When discussing baseball players, the media, the fans, and the players themselves all go to the numbers. But the numbers for B.J. Upton are misleading. He’s not been as productive, and certainly not as consistent, as his career figures might indicate.
The Atlanta Braves, and more precisely ex-GM Frank Wren, did not use their heads when they signed Upton (along with a good signing of B.J.’s younger brother Justin) to a five-year, $75.25MM after the 2012 season. Upton’s career splits in his eight seasons in Tampa Bay were average – .255/.336/.422 and despite averaging 25 HRs, 79 RBI, and 38 stolen bases his last two season with the Rays, there were warning signs.
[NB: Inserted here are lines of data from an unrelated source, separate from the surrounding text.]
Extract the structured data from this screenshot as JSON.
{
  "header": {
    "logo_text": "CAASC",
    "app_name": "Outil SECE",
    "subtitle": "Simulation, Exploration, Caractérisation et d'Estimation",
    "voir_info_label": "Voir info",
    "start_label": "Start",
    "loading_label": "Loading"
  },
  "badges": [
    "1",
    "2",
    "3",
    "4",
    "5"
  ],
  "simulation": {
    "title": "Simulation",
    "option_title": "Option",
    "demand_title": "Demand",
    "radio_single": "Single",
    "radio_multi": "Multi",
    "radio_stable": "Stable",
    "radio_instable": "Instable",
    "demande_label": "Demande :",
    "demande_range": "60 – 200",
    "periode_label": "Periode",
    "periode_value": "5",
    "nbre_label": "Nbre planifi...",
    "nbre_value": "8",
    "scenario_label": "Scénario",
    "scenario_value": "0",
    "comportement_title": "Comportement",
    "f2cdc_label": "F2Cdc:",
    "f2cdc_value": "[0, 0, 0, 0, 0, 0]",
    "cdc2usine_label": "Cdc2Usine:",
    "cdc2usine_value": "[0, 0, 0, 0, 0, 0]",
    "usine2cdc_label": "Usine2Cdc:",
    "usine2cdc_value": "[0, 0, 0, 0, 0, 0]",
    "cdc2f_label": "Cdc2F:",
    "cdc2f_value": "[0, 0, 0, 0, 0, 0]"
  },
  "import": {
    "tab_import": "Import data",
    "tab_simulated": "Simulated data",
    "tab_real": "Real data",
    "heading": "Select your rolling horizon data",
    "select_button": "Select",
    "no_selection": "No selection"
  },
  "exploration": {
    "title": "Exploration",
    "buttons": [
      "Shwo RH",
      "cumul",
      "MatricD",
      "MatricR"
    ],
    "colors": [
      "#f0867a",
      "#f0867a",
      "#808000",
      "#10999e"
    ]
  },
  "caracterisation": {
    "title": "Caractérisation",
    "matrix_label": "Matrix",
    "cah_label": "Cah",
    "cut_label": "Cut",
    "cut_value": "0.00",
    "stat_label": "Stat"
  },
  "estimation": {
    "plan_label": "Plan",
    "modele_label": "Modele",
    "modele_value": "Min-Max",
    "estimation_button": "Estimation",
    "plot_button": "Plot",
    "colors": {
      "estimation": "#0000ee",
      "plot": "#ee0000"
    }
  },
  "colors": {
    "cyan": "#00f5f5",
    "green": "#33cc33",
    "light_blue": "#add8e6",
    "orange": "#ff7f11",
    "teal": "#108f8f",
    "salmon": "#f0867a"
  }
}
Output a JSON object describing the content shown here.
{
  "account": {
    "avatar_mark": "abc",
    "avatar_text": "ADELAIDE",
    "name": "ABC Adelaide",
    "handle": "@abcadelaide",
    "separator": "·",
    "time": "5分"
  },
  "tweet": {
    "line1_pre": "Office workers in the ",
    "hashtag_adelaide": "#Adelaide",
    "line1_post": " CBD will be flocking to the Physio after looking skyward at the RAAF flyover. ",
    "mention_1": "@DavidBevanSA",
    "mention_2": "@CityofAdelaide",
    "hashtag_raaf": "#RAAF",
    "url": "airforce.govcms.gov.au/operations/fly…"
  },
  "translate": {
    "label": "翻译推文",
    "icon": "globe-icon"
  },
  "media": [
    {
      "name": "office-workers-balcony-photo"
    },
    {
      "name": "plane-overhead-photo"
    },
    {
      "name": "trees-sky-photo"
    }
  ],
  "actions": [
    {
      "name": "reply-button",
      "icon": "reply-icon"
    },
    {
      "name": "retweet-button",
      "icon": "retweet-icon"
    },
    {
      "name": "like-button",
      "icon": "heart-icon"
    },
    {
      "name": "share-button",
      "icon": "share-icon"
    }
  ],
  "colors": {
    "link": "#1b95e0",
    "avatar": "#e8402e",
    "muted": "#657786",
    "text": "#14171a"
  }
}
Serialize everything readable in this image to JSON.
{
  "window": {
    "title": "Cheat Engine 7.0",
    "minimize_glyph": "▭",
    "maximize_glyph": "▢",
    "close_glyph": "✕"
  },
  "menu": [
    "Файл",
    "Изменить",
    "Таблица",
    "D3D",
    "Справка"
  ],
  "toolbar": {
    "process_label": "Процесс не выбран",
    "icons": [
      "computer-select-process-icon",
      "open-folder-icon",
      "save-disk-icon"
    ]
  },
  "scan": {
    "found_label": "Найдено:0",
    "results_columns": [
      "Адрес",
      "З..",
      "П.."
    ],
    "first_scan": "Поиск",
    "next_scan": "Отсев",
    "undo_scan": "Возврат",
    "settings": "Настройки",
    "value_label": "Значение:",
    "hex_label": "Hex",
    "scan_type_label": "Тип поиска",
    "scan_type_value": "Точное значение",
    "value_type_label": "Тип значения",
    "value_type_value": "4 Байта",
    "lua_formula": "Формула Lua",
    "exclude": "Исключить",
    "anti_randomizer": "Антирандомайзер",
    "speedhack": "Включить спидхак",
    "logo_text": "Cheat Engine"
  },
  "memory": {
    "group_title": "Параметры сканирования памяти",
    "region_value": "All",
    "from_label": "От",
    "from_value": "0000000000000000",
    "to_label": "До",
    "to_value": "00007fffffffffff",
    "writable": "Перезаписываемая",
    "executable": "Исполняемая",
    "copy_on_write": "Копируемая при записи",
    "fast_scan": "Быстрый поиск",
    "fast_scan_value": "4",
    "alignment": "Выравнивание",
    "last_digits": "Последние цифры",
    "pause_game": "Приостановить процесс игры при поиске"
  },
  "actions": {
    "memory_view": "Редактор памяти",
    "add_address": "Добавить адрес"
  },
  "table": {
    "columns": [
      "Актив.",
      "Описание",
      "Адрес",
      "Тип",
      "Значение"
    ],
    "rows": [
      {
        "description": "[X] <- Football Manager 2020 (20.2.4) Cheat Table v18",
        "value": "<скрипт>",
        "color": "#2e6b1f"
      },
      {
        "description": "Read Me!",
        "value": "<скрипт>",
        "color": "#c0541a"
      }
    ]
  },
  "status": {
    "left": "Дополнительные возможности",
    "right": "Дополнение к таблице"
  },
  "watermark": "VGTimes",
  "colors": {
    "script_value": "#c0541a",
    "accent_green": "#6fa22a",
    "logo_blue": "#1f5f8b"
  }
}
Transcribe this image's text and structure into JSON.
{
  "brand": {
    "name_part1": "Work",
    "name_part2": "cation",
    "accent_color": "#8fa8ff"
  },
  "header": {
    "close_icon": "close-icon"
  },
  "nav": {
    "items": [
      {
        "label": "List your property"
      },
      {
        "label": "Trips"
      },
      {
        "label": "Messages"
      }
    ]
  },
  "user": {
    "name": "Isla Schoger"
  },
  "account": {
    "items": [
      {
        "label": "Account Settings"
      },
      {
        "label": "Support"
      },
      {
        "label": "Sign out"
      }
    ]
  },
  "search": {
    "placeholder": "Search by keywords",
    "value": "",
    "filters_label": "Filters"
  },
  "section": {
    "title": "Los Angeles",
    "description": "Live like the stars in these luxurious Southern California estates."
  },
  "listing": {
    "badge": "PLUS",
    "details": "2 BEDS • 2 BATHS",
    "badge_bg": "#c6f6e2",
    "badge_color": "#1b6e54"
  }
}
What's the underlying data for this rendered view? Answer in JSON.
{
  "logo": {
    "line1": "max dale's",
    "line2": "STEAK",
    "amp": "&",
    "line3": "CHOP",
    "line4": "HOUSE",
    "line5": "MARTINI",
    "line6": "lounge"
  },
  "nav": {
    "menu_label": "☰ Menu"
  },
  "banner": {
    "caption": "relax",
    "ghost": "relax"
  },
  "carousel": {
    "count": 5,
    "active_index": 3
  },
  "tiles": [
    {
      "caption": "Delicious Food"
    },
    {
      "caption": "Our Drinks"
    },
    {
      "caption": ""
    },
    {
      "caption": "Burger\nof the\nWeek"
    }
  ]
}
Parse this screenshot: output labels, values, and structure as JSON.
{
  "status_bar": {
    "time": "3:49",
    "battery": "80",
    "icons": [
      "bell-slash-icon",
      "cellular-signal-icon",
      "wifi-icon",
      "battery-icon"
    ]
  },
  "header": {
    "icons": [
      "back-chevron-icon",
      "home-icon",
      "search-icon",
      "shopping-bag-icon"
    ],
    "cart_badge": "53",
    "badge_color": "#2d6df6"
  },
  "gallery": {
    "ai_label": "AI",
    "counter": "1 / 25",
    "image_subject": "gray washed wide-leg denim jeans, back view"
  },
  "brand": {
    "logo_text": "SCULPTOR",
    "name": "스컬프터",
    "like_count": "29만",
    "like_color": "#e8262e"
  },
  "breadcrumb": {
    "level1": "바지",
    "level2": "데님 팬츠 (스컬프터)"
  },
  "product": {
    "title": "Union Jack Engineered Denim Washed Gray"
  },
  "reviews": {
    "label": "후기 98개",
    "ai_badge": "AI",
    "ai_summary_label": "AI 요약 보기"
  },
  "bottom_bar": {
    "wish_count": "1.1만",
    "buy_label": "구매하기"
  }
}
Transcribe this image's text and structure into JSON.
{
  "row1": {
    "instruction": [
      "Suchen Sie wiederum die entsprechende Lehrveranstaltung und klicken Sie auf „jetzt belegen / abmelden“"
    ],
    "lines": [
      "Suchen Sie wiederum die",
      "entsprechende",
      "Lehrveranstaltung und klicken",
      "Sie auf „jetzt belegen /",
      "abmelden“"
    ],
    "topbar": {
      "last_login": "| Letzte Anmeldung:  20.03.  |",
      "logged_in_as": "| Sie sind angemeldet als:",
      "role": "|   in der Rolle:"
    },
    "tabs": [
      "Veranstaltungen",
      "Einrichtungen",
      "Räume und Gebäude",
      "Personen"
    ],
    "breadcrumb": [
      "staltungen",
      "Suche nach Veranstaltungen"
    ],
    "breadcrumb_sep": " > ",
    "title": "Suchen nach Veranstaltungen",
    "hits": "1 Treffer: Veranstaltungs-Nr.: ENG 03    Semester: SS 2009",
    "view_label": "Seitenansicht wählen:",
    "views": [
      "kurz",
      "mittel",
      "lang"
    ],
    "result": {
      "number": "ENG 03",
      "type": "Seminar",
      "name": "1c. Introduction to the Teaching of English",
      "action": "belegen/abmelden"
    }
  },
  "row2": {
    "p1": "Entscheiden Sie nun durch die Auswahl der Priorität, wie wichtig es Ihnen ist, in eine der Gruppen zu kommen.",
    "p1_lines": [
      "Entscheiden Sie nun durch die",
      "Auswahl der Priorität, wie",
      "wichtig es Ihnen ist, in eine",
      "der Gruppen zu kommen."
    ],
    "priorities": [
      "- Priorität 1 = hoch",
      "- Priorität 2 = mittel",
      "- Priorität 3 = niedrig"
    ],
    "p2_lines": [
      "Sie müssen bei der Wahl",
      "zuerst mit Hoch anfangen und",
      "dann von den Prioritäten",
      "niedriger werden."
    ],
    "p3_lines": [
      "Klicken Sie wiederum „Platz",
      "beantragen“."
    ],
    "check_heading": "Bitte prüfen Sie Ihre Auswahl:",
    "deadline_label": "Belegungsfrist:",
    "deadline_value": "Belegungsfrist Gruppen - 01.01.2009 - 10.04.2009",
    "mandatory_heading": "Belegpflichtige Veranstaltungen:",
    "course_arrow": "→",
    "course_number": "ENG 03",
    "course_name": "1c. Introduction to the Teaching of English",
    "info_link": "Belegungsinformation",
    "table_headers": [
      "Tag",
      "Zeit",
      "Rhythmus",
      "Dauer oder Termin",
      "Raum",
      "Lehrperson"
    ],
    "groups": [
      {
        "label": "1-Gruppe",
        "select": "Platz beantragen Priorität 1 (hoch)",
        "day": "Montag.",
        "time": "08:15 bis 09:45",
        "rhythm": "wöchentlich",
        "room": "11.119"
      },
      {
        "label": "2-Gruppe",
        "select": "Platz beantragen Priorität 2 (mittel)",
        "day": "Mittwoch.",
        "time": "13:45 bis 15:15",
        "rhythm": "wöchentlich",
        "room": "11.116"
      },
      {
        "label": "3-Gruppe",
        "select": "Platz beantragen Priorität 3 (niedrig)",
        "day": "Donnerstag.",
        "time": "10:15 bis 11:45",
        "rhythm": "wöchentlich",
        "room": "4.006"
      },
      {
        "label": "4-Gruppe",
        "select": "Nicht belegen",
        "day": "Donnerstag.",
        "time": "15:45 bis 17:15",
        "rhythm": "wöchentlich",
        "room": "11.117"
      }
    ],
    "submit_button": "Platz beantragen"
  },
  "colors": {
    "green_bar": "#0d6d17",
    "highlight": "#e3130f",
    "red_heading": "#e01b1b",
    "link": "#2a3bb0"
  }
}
The elder Upton’s home splits in 2011 were .209/.300/.374; a year later he posted an .814 oPS at home, but .687 on the road. He had also had a miserable first half in 2012 with a .679 OPS in 71 games. His second half surge (21 HR 49 RBI in 71 games) made his overall numbers look better and certainly influenced Atlanta’s decision to sign him.
Politics can play a big part in awards and rewards, but Upton never made an All-Star team, won a Silver Slugger Award or a Gold Glove. The Braves paid the then 28-year old as if he was that type of player. His two years in Atlanta couldn’t have been much more disastrous than they were. A Brendan Ryan-like .557 OPS in 2013 (including a .184 batting average), followed by a .620 OPS last season. He had 33 doubles and 21 home runs…in two seasons combined.
The Braves can’t get rid of Upton fast enough, but who is going to take him? The Braves will have to eat much of the $46MM-plus still owed to him to have any chance of a deal. Even then, they are not going to get more than middling prospects and no Major League talent, unless it’s swapping one bad contract for another. Justin Upton becomes a free agent after the 2015 season. The Braves may have to deal the “good” Upton in order to keep the senior Upton.
Let the buyer beware.